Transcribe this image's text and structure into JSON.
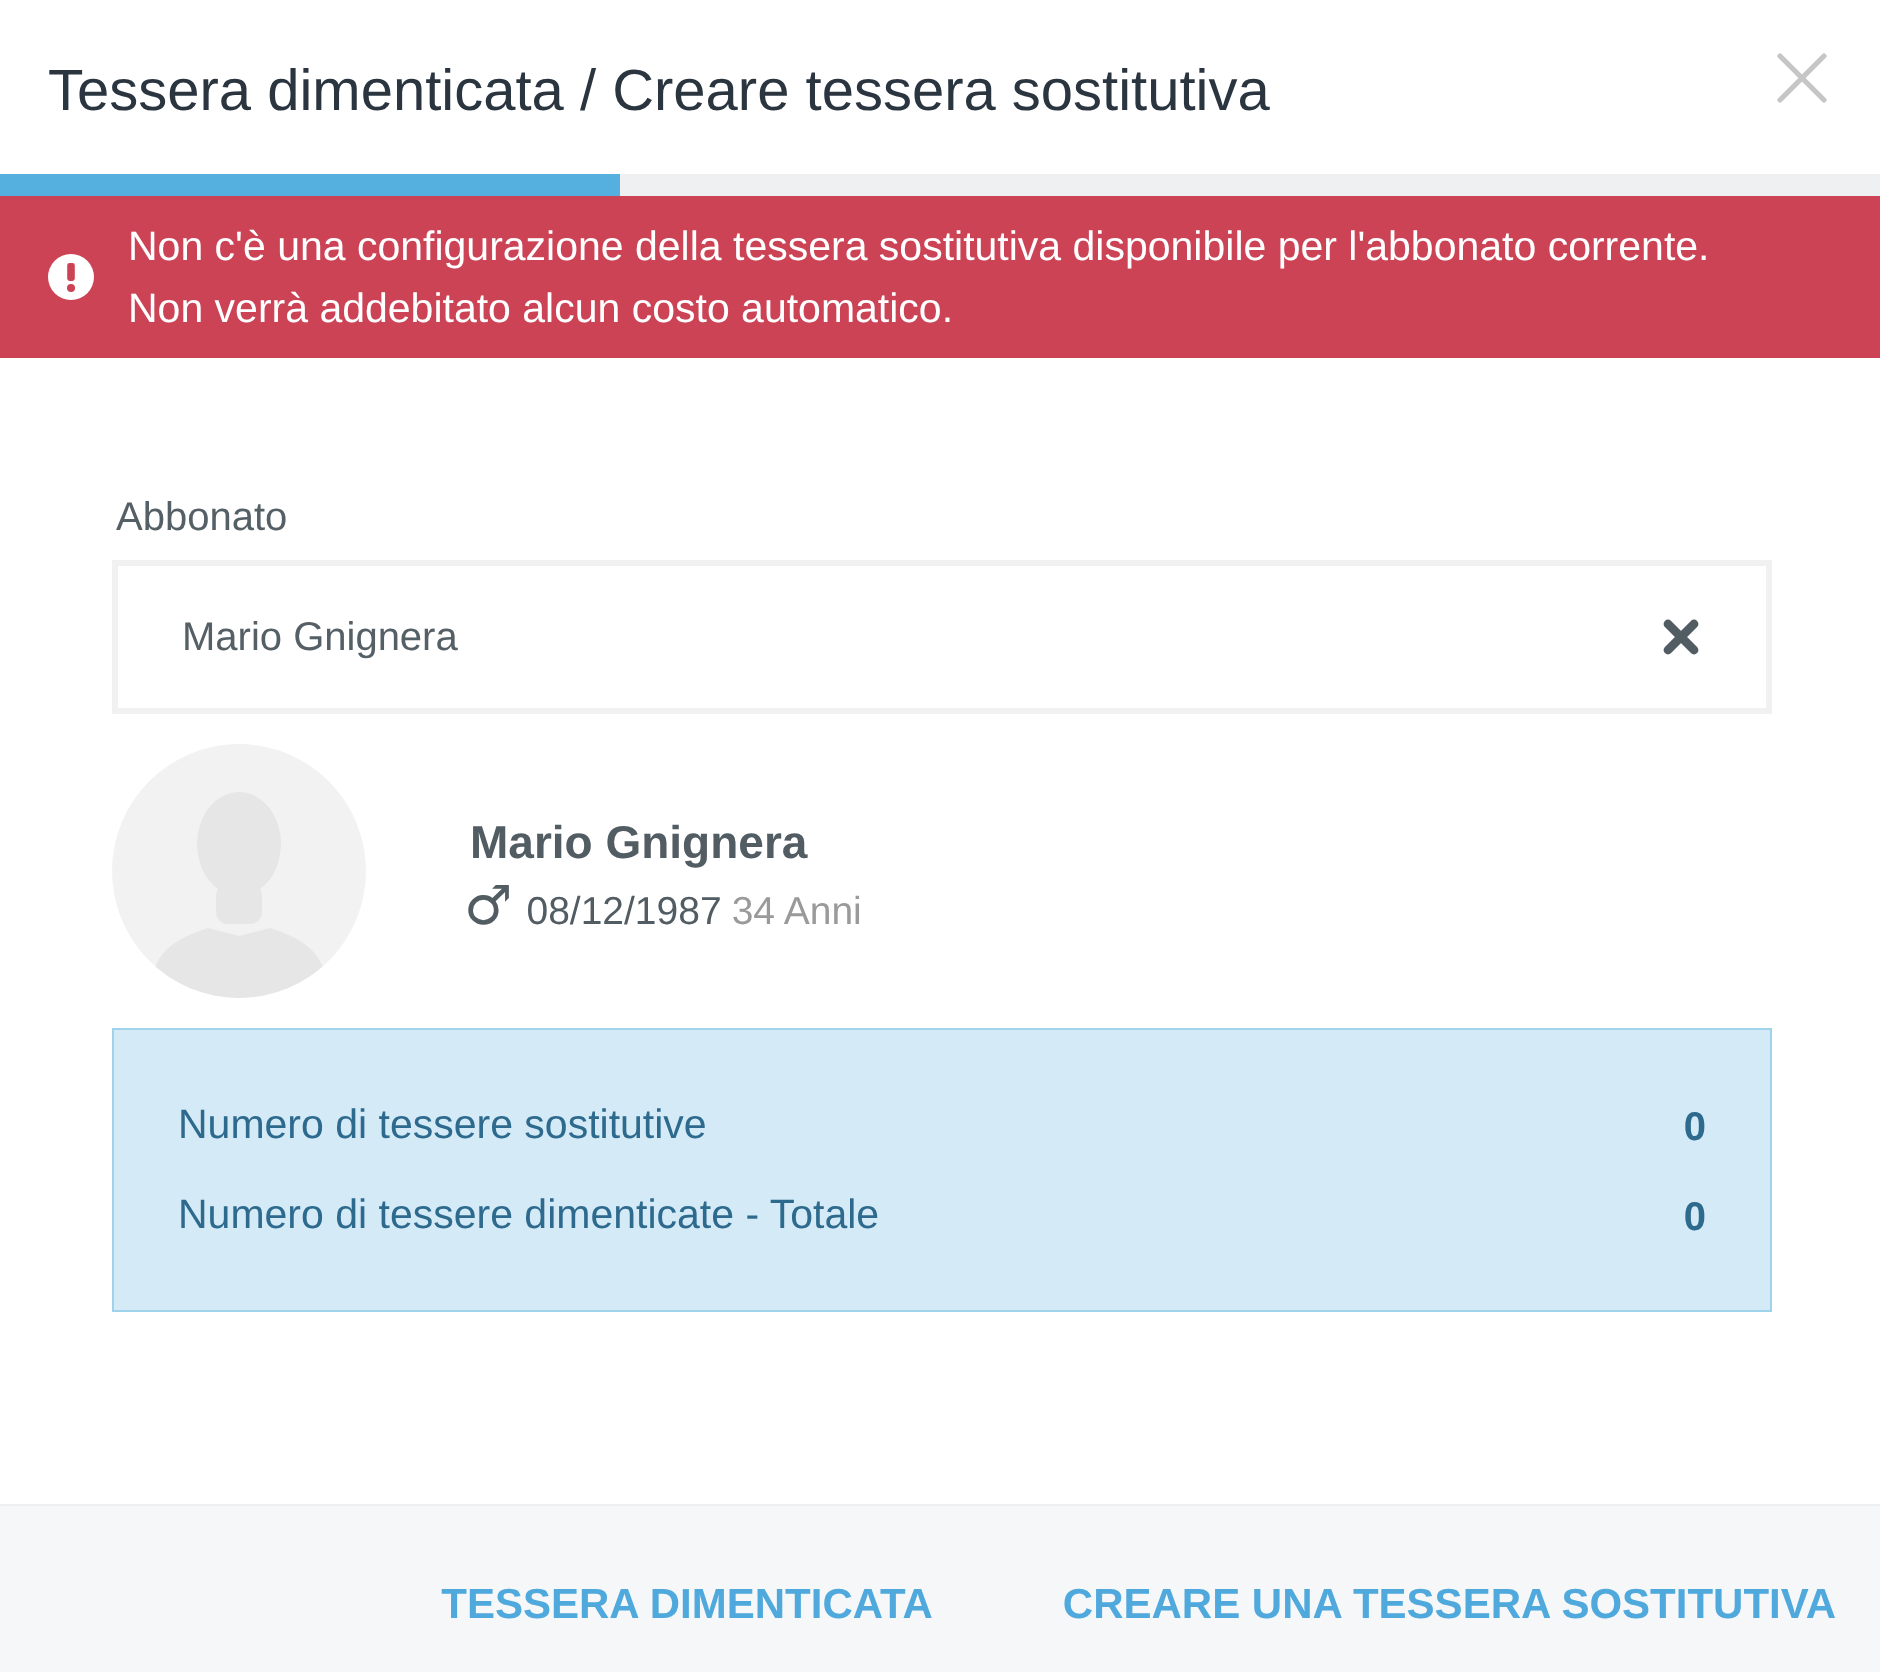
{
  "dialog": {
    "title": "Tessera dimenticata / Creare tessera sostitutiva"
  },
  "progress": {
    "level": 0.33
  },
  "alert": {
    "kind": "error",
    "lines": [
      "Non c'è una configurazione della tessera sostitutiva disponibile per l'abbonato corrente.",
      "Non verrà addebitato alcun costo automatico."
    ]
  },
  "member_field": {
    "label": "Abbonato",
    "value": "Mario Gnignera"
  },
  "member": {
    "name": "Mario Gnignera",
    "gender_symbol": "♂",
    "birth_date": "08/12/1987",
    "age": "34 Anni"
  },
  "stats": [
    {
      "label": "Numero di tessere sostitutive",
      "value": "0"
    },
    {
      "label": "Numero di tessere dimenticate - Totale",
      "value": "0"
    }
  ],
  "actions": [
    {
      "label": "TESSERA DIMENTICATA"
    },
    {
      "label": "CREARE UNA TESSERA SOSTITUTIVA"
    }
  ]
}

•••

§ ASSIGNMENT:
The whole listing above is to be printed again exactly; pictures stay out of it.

§ ANSWER AREA:
Transcribe this image's text and structure into JSON.
{
  "dialog": {
    "title": "Tessera dimenticata / Creare tessera sostitutiva"
  },
  "progress": {
    "level": 0.33
  },
  "alert": {
    "kind": "error",
    "lines": [
      "Non c'è una configurazione della tessera sostitutiva disponibile per l'abbonato corrente.",
      "Non verrà addebitato alcun costo automatico."
    ]
  },
  "member_field": {
    "label": "Abbonato",
    "value": "Mario Gnignera"
  },
  "member": {
    "name": "Mario Gnignera",
    "gender_symbol": "♂",
    "birth_date": "08/12/1987",
    "age": "34 Anni"
  },
  "stats": [
    {
      "label": "Numero di tessere sostitutive",
      "value": "0"
    },
    {
      "label": "Numero di tessere dimenticate - Totale",
      "value": "0"
    }
  ],
  "actions": [
    {
      "label": "TESSERA DIMENTICATA"
    },
    {
      "label": "CREARE UNA TESSERA SOSTITUTIVA"
    }
  ]
}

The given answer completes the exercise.